Wiley
Wiley.com
Print this page Share
Textbook

Homer

ISBN: 978-0-631-23386-2
196 pages
October 2003, ©2003, Wiley-Blackwell
Homer (0631233865) cover image
This concise book is an ideal introduction to Homer – the poet and his two great epics, the Iliad and the Odyssey.

  • Student-friendly introduction to Homer.
  • Provides historical background and literary readings of the Iliad and the Odyssey.
  • Makes use of the author’s own original research.
  • Assumes no prior knowledge of Greek.
See More
Preface.

Acknowledgements.

Chronological Chart.

Maps.

Introduction.

Part I: Background:.

1. The Philologist’s Homer.

2. The Historian’s Homer.

3. The Reader’s Homer.

Part II: The Poems:.

4. The Iliad.

5. The Odyssey.

6. Conclusion and Summary.

Notes.

Further Reading.

Index

See More
Barry B. Powell is Halls-Bascom Professor of Classics at the University of Wisconsin-Madison. His previous publications include Homer and the Origin of the Greek Alphabet (1991), A Short Introduction to Classical Myth (2001), Writing and the Origins of Greek Literature (2002), and Classical Myth (fourth edition, 2004).
See More

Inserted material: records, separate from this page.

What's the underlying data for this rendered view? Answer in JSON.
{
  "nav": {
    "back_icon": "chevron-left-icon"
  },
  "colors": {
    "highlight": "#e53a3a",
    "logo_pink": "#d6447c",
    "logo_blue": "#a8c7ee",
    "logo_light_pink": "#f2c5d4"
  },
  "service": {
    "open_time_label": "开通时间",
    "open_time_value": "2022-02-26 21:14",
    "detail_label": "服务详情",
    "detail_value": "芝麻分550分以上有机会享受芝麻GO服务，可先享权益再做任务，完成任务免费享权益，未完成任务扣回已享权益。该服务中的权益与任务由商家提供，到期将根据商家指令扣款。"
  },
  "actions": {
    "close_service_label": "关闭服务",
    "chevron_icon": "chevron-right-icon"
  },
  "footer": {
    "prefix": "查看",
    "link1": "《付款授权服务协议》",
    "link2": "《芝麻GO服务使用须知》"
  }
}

  • Student-friendly introduction to Homer.
  • Provides historical background and literary readings of the Iliad and the Odyssey.
  • Makes use of the author’s own original research.
  • Assumes no prior knowledge of Greek.
See More
"Finally we have in English a companion to the poems of Homer that each and every reader should and can consult. Powell's Homer can be recommended without reservation to students at any level, as well as to older readers. Even professional Classicists are likely to find surprises in store for them."Jack Davis, University of Cincinnati

"Thoroughly enjoyable and stimulating...I read it through with pleasure, with general agreement, and with flashes of lightbulb-over-the-head-type enlightenment." Allan Griffiths, University College, London


"Powell (classics, Univ. of Wisconsin, Madison; Writing and the Origins of Greek Literature) offers an impressive introduction to Homer, focusing on the epic texts for which he is known, The Iliad and The Odyssey. Part 1 presents lucid overviews of various debates surrounding Homer's texts. The author divides the discussion into three sections: the philologist's Homer (from the perspective of language and text), the historian's Homer (The Iliad and The Odyssey as historical, archaeological, and anthropological sources), and the reader's Homer (his plot, style, and figurative language). Part 2 examines the various stories of The Iliad and The Odyssey, assessing their greatness and why they endure. While Powell expresses strong opinions on the various ways in which Homer is read, his treatment is always balanced. This work is witty, lucid, and more thorough than Paolo Vivante's Homer. Highly recommended." T.L. Cooksey, Armstrong Atlantic State Univ., Savannah Copyright 2003 Reed Business Information.

"Powell admirably wrestles an almost impossible amount of material into a coherent presentation for his target audience ... It is well written in a clear and accessible style. Honest in his aims, Powell admirably introduces the genius and challenge of the Homeric works." Bryn Mawr Classical Review

"The book has a refreshingly personal touch ... Powell succeeds very well in making Homer's poetry and Homeric problems appealing to his intended readers." Classical Bulletin

See More

Related Titles

Back to Top